▶ [WORK REQUEST]:
Retrieve all lines below that have the string "local".

BEGIN RECORD SET

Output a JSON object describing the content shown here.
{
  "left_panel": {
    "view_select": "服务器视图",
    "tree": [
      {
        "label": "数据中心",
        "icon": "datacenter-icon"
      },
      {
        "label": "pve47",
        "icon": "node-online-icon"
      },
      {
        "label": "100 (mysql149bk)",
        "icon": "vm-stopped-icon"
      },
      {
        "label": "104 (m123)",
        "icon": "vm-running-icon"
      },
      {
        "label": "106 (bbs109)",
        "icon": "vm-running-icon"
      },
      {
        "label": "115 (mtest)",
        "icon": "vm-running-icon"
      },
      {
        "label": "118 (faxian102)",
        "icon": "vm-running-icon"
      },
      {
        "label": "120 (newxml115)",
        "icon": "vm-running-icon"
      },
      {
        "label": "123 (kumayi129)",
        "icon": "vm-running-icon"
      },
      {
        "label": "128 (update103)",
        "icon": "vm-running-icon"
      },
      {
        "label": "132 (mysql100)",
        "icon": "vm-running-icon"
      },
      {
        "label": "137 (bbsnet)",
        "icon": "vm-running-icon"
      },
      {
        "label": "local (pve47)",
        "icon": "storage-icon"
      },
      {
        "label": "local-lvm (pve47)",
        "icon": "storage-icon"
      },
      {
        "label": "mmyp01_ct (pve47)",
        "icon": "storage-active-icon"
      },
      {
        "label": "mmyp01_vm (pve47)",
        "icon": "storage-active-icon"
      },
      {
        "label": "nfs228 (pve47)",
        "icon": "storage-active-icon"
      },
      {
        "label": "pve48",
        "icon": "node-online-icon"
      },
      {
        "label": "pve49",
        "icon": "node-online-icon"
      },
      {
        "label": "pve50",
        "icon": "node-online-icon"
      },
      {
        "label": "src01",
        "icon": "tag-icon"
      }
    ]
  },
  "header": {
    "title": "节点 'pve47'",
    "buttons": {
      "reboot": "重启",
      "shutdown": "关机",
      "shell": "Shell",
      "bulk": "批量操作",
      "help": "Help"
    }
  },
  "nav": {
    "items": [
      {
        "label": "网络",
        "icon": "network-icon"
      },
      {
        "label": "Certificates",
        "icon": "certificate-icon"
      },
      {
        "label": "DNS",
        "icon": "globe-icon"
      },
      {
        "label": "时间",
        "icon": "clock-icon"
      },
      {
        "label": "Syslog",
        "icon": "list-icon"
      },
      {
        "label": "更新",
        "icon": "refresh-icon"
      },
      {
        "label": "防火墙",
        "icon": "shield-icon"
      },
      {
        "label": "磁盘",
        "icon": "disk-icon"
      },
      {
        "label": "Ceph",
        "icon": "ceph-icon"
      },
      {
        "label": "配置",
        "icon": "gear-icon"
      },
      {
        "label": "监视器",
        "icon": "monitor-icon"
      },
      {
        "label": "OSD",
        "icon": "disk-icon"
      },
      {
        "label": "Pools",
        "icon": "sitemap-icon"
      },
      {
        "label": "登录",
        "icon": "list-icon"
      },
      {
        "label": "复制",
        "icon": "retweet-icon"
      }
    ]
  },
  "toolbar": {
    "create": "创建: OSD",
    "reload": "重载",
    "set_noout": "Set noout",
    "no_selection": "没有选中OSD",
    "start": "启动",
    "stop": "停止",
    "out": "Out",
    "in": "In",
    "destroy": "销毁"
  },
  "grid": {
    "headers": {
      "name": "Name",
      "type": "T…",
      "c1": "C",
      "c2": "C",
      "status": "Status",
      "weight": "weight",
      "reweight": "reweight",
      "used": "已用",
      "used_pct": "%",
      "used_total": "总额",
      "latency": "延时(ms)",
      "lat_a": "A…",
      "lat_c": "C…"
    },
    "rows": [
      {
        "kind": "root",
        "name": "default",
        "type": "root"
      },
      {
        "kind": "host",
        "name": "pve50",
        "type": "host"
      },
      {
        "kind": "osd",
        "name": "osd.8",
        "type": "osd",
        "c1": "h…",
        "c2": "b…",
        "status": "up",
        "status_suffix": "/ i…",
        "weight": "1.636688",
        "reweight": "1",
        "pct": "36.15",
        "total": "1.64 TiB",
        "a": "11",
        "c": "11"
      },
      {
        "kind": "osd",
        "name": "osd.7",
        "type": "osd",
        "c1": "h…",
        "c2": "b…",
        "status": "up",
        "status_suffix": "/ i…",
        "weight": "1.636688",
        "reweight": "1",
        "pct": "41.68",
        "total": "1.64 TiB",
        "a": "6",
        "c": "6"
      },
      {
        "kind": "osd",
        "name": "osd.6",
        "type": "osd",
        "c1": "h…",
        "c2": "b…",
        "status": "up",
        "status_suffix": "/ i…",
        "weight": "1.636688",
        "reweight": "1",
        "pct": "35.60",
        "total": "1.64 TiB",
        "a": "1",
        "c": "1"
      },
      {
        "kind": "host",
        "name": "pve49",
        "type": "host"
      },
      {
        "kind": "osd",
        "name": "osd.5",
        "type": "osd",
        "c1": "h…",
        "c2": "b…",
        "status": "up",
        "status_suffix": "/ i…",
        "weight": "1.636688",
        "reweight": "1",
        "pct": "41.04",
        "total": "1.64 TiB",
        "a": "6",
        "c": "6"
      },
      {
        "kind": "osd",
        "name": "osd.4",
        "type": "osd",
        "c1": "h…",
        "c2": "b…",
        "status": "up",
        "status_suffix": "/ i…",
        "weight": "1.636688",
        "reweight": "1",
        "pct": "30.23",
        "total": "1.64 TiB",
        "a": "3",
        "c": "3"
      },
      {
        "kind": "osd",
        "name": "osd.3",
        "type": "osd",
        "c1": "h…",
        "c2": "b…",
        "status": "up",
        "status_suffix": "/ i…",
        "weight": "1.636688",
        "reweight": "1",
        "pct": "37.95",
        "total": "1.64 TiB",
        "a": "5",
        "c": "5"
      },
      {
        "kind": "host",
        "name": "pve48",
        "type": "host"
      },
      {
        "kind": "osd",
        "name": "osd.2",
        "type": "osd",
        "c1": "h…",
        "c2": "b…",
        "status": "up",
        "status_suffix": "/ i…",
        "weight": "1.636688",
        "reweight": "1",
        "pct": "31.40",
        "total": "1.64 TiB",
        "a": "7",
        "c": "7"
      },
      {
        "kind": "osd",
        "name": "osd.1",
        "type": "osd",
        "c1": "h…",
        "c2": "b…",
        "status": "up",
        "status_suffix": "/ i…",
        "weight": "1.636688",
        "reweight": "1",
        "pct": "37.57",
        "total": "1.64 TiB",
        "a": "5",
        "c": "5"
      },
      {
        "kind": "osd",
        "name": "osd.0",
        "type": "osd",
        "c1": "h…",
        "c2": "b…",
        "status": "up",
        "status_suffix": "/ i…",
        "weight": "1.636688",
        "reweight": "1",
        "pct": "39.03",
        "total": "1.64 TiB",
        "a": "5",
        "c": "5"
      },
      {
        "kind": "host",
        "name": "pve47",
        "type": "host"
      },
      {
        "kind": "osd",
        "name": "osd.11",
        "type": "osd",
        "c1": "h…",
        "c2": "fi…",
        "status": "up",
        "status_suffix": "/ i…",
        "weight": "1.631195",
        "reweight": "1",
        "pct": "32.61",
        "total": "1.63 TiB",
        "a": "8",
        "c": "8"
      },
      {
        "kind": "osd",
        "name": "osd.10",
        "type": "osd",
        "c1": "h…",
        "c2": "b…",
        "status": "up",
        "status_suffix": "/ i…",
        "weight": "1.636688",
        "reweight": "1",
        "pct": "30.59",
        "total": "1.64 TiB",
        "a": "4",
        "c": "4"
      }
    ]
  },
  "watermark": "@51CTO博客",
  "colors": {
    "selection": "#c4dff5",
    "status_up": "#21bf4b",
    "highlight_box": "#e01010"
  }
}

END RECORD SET

▶ [EXERCISE OUTPUT]:
        "label": "local (pve47)",
        "label": "local-lvm (pve47)",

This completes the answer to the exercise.